**TO DO**
Each of the entries below is to be written out exactly, and the images skipped.
- Opening Delimiter -
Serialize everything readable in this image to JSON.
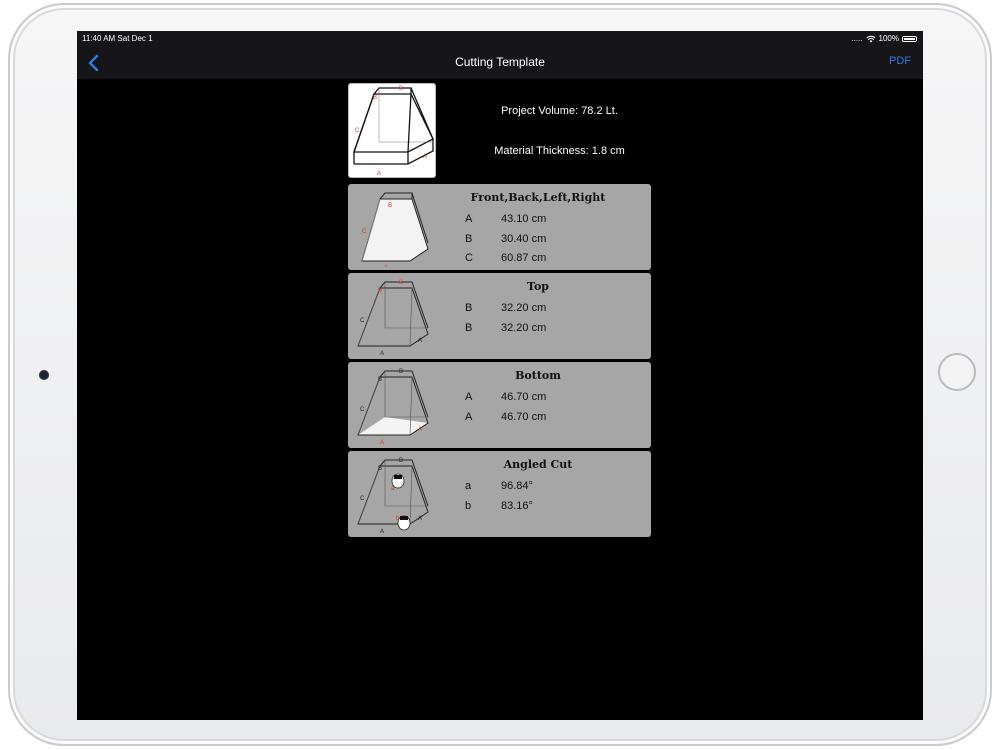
{
  "status": {
    "time": "11:40 AM  Sat Dec 1",
    "signal": ".....",
    "battery": "100%"
  },
  "nav": {
    "title": "Cutting Template",
    "pdf_label": "PDF"
  },
  "summary": {
    "volume": "Project Volume: 78.2 Lt.",
    "thickness": "Material Thickness: 1.8 cm",
    "diagram_labels": {
      "a": "A",
      "b": "B",
      "c": "C"
    }
  },
  "cards": [
    {
      "title": "Front,Back,Left,Right",
      "rows": [
        {
          "label": "A",
          "value": "43.10 cm"
        },
        {
          "label": "B",
          "value": "30.40 cm"
        },
        {
          "label": "C",
          "value": "60.87 cm"
        }
      ]
    },
    {
      "title": "Top",
      "rows": [
        {
          "label": "B",
          "value": "32.20 cm"
        },
        {
          "label": "B",
          "value": "32.20 cm"
        }
      ]
    },
    {
      "title": "Bottom",
      "rows": [
        {
          "label": "A",
          "value": "46.70 cm"
        },
        {
          "label": "A",
          "value": "46.70 cm"
        }
      ]
    },
    {
      "title": "Angled Cut",
      "rows": [
        {
          "label": "a",
          "value": "96.84°"
        },
        {
          "label": "b",
          "value": "83.16°"
        }
      ]
    }
  ],
  "colors": {
    "accent": "#2b7de9",
    "card_bg": "#a6a6a6",
    "label_red": "#d8342b"
  },
  "icons": {
    "back": "chevron-left-icon",
    "wifi": "wifi-icon",
    "battery": "battery-icon",
    "diagram": "frustum-box-icon"
  }
}
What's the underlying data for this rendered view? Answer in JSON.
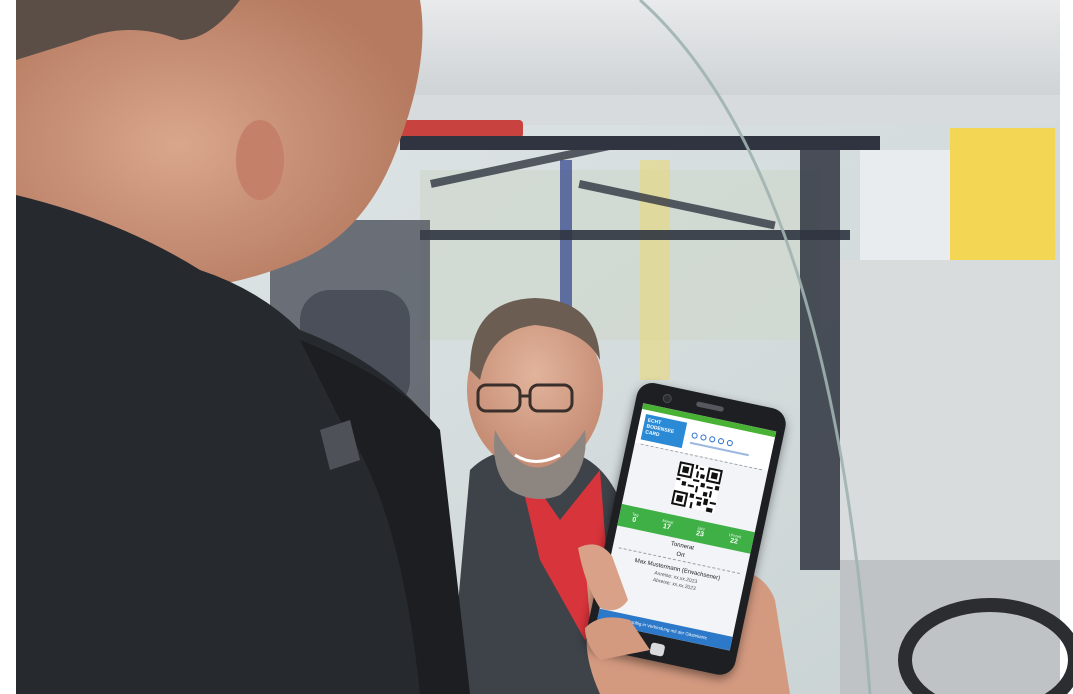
{
  "phone_screen": {
    "card_logo_text": "ECHT BODENSEE CARD",
    "stats": [
      {
        "label": "Tag",
        "value": "0"
      },
      {
        "label": "Monat",
        "value": "17"
      },
      {
        "label": "Jahr",
        "value": "23"
      },
      {
        "label": "Uhrzeit",
        "value": "22"
      }
    ],
    "line1": "Tonnerat",
    "line2": "Ort",
    "name": "Max Mustermann (Erwachsener)",
    "detail1": "Anreise: xx.xx.2023",
    "detail2": "Abreise: xx.xx.2023",
    "footer": "Nur gültig in Verbindung mit der Gästekarte"
  },
  "colors": {
    "ticket_green": "#3fb046",
    "ticket_blue": "#2c78c9",
    "shirt_red": "#d8343b"
  }
}
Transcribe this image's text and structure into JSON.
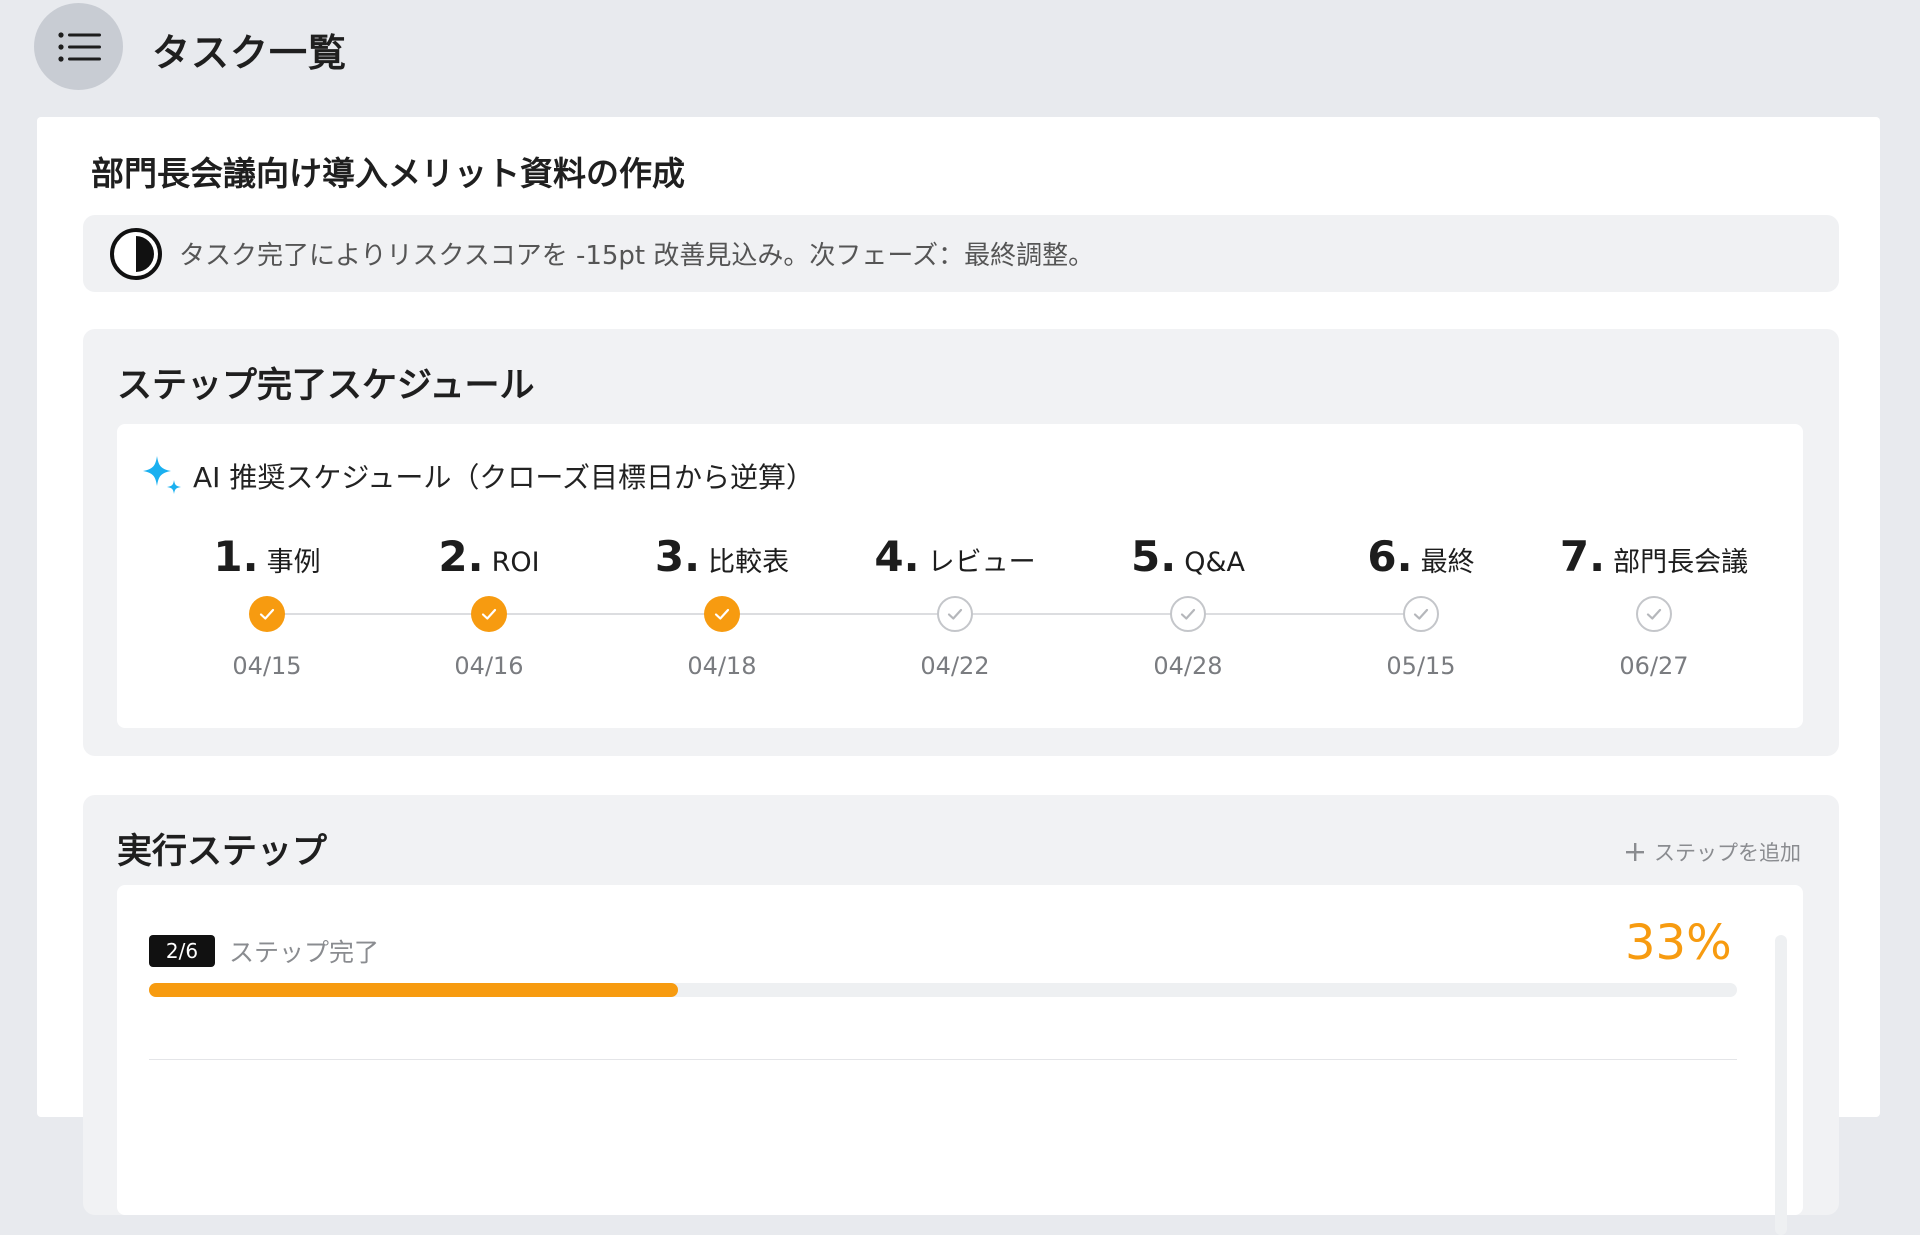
{
  "header": {
    "menu_icon": "list-icon",
    "title": "タスク一覧"
  },
  "task": {
    "title": "部門長会議向け導入メリット資料の作成",
    "note_icon": "half-circle-icon",
    "note": "タスク完了によりリスクスコアを -15pt 改善見込み。次フェーズ：最終調整。"
  },
  "schedule": {
    "title": "ステップ完了スケジュール",
    "ai_icon": "sparkle-icon",
    "ai_label": "AI 推奨スケジュール（クローズ目標日から逆算）",
    "steps": [
      {
        "num": "1.",
        "name": "事例",
        "date": "04/15",
        "done": true
      },
      {
        "num": "2.",
        "name": "ROI",
        "date": "04/16",
        "done": true
      },
      {
        "num": "3.",
        "name": "比較表",
        "date": "04/18",
        "done": true
      },
      {
        "num": "4.",
        "name": "レビュー",
        "date": "04/22",
        "done": false
      },
      {
        "num": "5.",
        "name": "Q&A",
        "date": "04/28",
        "done": false
      },
      {
        "num": "6.",
        "name": "最終",
        "date": "05/15",
        "done": false
      },
      {
        "num": "7.",
        "name": "部門長会議",
        "date": "06/27",
        "done": false
      }
    ]
  },
  "execution": {
    "title": "実行ステップ",
    "add_label": "ステップを追加",
    "count": "2/6",
    "count_label": "ステップ完了",
    "percent": "33%",
    "progress": 0.3333
  },
  "colors": {
    "accent": "#f79b10",
    "background": "#e8eaee",
    "ai_icon": "#1ab0f0"
  }
}
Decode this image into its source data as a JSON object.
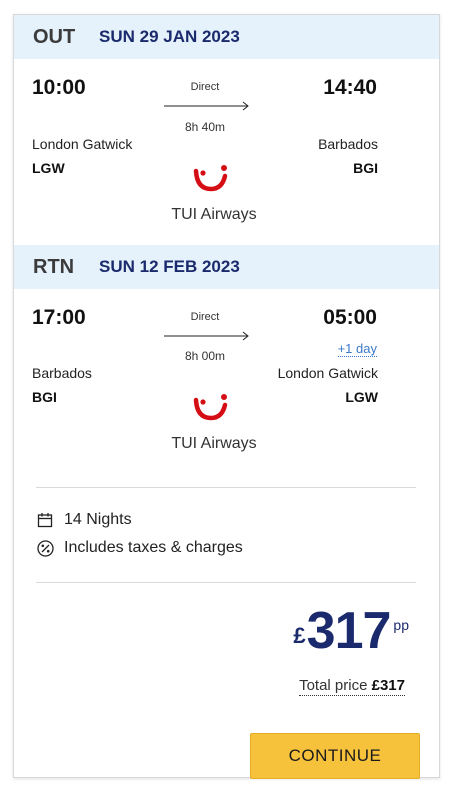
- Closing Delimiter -
**EXERCISE ANSWER**
Serialize everything readable in this image to JSON.
{
  "status": {
    "time": "11:40 AM  Sat Dec 1",
    "signal": ".....",
    "battery": "100%"
  },
  "nav": {
    "title": "Cutting Template",
    "pdf_label": "PDF"
  },
  "summary": {
    "volume": "Project Volume: 78.2 Lt.",
    "thickness": "Material Thickness: 1.8 cm",
    "diagram_labels": {
      "a": "A",
      "b": "B",
      "c": "C"
    }
  },
  "cards": [
    {
      "title": "Front,Back,Left,Right",
      "rows": [
        {
          "label": "A",
          "value": "43.10 cm"
        },
        {
          "label": "B",
          "value": "30.40 cm"
        },
        {
          "label": "C",
          "value": "60.87 cm"
        }
      ]
    },
    {
      "title": "Top",
      "rows": [
        {
          "label": "B",
          "value": "32.20 cm"
        },
        {
          "label": "B",
          "value": "32.20 cm"
        }
      ]
    },
    {
      "title": "Bottom",
      "rows": [
        {
          "label": "A",
          "value": "46.70 cm"
        },
        {
          "label": "A",
          "value": "46.70 cm"
        }
      ]
    },
    {
      "title": "Angled Cut",
      "rows": [
        {
          "label": "a",
          "value": "96.84°"
        },
        {
          "label": "b",
          "value": "83.16°"
        }
      ]
    }
  ],
  "colors": {
    "accent": "#2b7de9",
    "card_bg": "#a6a6a6",
    "label_red": "#d8342b"
  },
  "icons": {
    "back": "chevron-left-icon",
    "wifi": "wifi-icon",
    "battery": "battery-icon",
    "diagram": "frustum-box-icon"
  }
}
What's the underlying data for this rendered view? Answer in JSON.
{
  "phone_screen": {
    "card_logo_text": "ECHT BODENSEE CARD",
    "stats": [
      {
        "label": "Tag",
        "value": "0"
      },
      {
        "label": "Monat",
        "value": "17"
      },
      {
        "label": "Jahr",
        "value": "23"
      },
      {
        "label": "Uhrzeit",
        "value": "22"
      }
    ],
    "line1": "Tonnerat",
    "line2": "Ort",
    "name": "Max Mustermann (Erwachsener)",
    "detail1": "Anreise: xx.xx.2023",
    "detail2": "Abreise: xx.xx.2023",
    "footer": "Nur gültig in Verbindung mit der Gästekarte"
  },
  "colors": {
    "ticket_green": "#3fb046",
    "ticket_blue": "#2c78c9",
    "shirt_red": "#d8343b"
  }
}
Transcribe this image's text and structure into JSON.
{
  "header": {
    "menu_icon": "list-icon",
    "title": "タスク一覧"
  },
  "task": {
    "title": "部門長会議向け導入メリット資料の作成",
    "note_icon": "half-circle-icon",
    "note": "タスク完了によりリスクスコアを -15pt 改善見込み。次フェーズ：最終調整。"
  },
  "schedule": {
    "title": "ステップ完了スケジュール",
    "ai_icon": "sparkle-icon",
    "ai_label": "AI 推奨スケジュール（クローズ目標日から逆算）",
    "steps": [
      {
        "num": "1.",
        "name": "事例",
        "date": "04/15",
        "done": true
      },
      {
        "num": "2.",
        "name": "ROI",
        "date": "04/16",
        "done": true
      },
      {
        "num": "3.",
        "name": "比較表",
        "date": "04/18",
        "done": true
      },
      {
        "num": "4.",
        "name": "レビュー",
        "date": "04/22",
        "done": false
      },
      {
        "num": "5.",
        "name": "Q&A",
        "date": "04/28",
        "done": false
      },
      {
        "num": "6.",
        "name": "最終",
        "date": "05/15",
        "done": false
      },
      {
        "num": "7.",
        "name": "部門長会議",
        "date": "06/27",
        "done": false
      }
    ]
  },
  "execution": {
    "title": "実行ステップ",
    "add_label": "ステップを追加",
    "count": "2/6",
    "count_label": "ステップ完了",
    "percent": "33%",
    "progress": 0.3333
  },
  "colors": {
    "accent": "#f79b10",
    "background": "#e8eaee",
    "ai_icon": "#1ab0f0"
  }
}
Decode this image into its source data as a JSON object.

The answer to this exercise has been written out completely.